There's No Such Thing as Deregulation
“Deregulation” frequently conjures up the image of rich CEOs freed to do as they please without restraint or punishment like some sort of corporate Wild West. The regulation/deregulation dichotomy creates the impression that regulated markets are stable and orderly whereas deregulated markets are chaotic and wild.
“Deregulation” frequently conjures up the image of rich CEOs freed to do as they please without restraint or punishment like some sort of corporate Wild West. The regulation/deregulation dichotomy creates the impression that regulated markets are stable and orderly whereas deregulated markets are chaotic and wild – the “anarchy of production” as Karl Marx might have described it.
For instance, Smith criticized the government-enforced “corporation” system of his time for creating a lax regulatory environment. Corporations, at the time, were much like today’s occupational licensing boards – government-backed corporations of certain trades which acted as gatekeepers and required young workers to study as apprentices for years before they could strike out on their own. The stated intention behind the corporation system was that such corporations were necessary to maintain and regulate quality in the industry.
But as Smith argues, “the pretence that corporations are necessary for the better government of trade, is without any foundation” (WN, 146). As Smith continues, “the real and effectual discipline which is exercised over a workman, is not that of his corporation, but of his customers. It is the fear of losing their employment which restrains his frauds and corrects his negligence. An exclusive corporation necessarily weakens the force of this discipline.”
The market price of every particular commodity is regulated by the proportion between the quantity which is actually brought to market, and the demand of those who are willing to pay the natural price of the commodity, or the whole value of the rent, labour, and profit, which must be paid in order to bring it thither. (WN, 73)
But though the market price of every particular commodity is in this manner continually gravitating, if one may say so, towards the natural price, yet sometimes particular accidents, sometimes natural causes, and sometimes particular regulations of police, may, in many commodities, keep up the market price, for a long time together, a good deal above the natural price. (WN, 77)

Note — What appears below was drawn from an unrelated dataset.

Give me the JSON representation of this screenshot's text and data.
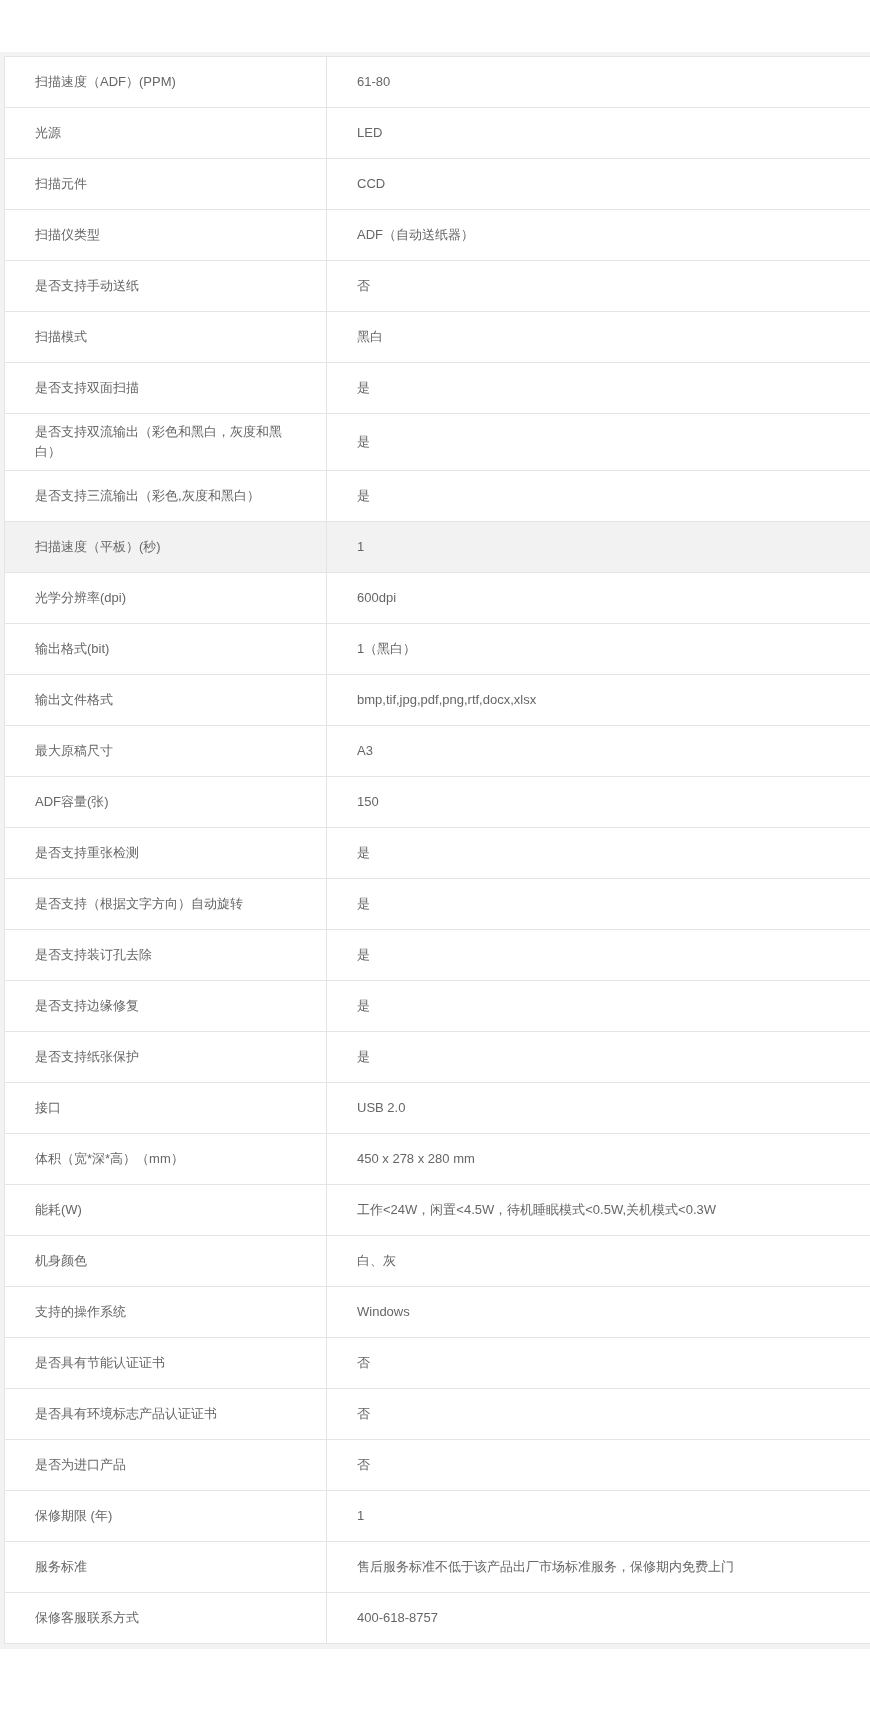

Questions for Discussion:
 Marx, Karl (1936). Capital: A Critique of Political Economy. Translated by S. Moore and E. Aveling. Modern Library.
 Smith, Adam (1976). An Inquiry into the Nature and Causes of The Wealth of Nations. Edited by R.H. Campbell and A.S. Skinner. Oxford University Press.
 For modern research on occupational licensing, see: Kleiner and Krueger (2013). “Analyzing the Extent and Influence of Occupational Licensing on the Labor Market,” Journal of Labor Economics, 31: S173-S202 ; Kleiner and Vorotnikov (2017). “Analyzing Occupational Licensing Among the States,” Journal of Regulatory Economics 52(2): 132–158.
 Hayek, F.A. (1988). The Fatal Conceit: The Errors of Socialism. University of Chicago Press.
Regarding your question 4:
I think one thing that Smith would have argued as part of his discussion on justice that acts as an ultimate check on the behavior of market participants is the ultimate veto both sides have in a bargain: both sides can say "no" to a deal.
If the buyer does not like what the seller is offering, the buyer can say "no." The seller can do nothing about it (except offer a better deal), even if he is a monopoly.
If the seller does not like what the buyer is offering, the seller can say "no." The buyer can do nothing about it (except offer a better deal), even if he is a monopsony.
Thanks for the comment, Jon. That's a good observation and I think it speaks to one of the virtues of market "regulation." Since every participant has the power to veto an exchange, the local knowledge of every participant matters. With government regulation, only the knowledge of the regulators and the regulated matter.